There’s a theorist by the name of Edward Said (pronounced “Sai Eed”) who came up with the name “Orientalism” to describe what western culture does to exotic items (and sometimes people). The west has a habit of taking imagery from the Middle East, and Asia, and Africa, and going “Ooh, look how wild and exotic it is!” It kind of borrows another culture and either makes a freak show of it, or boils away its local significance and leaves it as merely a pretty decoration. It kind of plays into the message of colonialism by saying “We’re right and everyone else is wild and barbaric.” All I can say about that one is educate yourself. When you like something from another part of the world, or if it’s local but inspired by another part of the world, make sure you know where it comes from and what it’s supposed to mean. Be respectful of other cultures and don’t buy into the “Ooooh, that stuff is foreign!”

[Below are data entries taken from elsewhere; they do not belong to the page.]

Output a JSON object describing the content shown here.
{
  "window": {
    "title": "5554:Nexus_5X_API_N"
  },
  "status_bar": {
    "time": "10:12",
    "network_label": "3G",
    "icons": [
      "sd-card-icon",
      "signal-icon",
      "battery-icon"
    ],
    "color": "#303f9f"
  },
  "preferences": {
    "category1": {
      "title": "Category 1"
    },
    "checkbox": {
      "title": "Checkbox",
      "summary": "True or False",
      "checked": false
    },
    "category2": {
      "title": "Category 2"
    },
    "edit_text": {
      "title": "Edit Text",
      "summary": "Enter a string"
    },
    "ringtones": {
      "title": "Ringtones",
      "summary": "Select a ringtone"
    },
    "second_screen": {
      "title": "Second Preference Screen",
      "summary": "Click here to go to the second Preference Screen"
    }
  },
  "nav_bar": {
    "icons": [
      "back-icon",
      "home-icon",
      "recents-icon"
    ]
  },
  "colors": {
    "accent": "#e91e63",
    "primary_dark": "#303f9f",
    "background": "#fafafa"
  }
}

By all means, it’s totally cool to like stuff from around the world. Cultures sharing things and even misunderstanding one another in a loving way is what gave us “Yojimbo” and “Star Wars” and “Hello Kitty.” It’s beautiful! Just make sure you’re not doing something disrespectful or falling for an outdated misrepresentation of other people and places.
Of course, for the most serious topic I’ve covered thus far, I get a giggly response to being nervous. *sigh* If I sound like I’m being silly, I’m sorry, and I mean no disrespect. Oh, and to be clear, the “argument” I mentioned near the end was the debate of “was it justified to drop the atomic bombs?”
On a totally different note, I was very interested to talk about Godzilla. Yeah, I know, he’s not really anime, but I’ve always loved the Godzilla concept. If you’ve looked at Japanese cinema (not necessarily animation), you can see the importance of “place” as a storytelling technique. Western cinema kinda does this, like if there’s a sad moment, it will be raining, but Japanese cinema takes it to a whole other level. Scenery is almost like a character in the movie, especially nature and traditional home scenery (as opposed to modern cities). So, pair that with the notion that Godzilla is a force of nature. If you think of science as the manipulation of nature, and warfare as the corruption of science, then Godzilla’s origin has a profound poetic meaning. There’s a fun topic: what does Godzilla mean to you?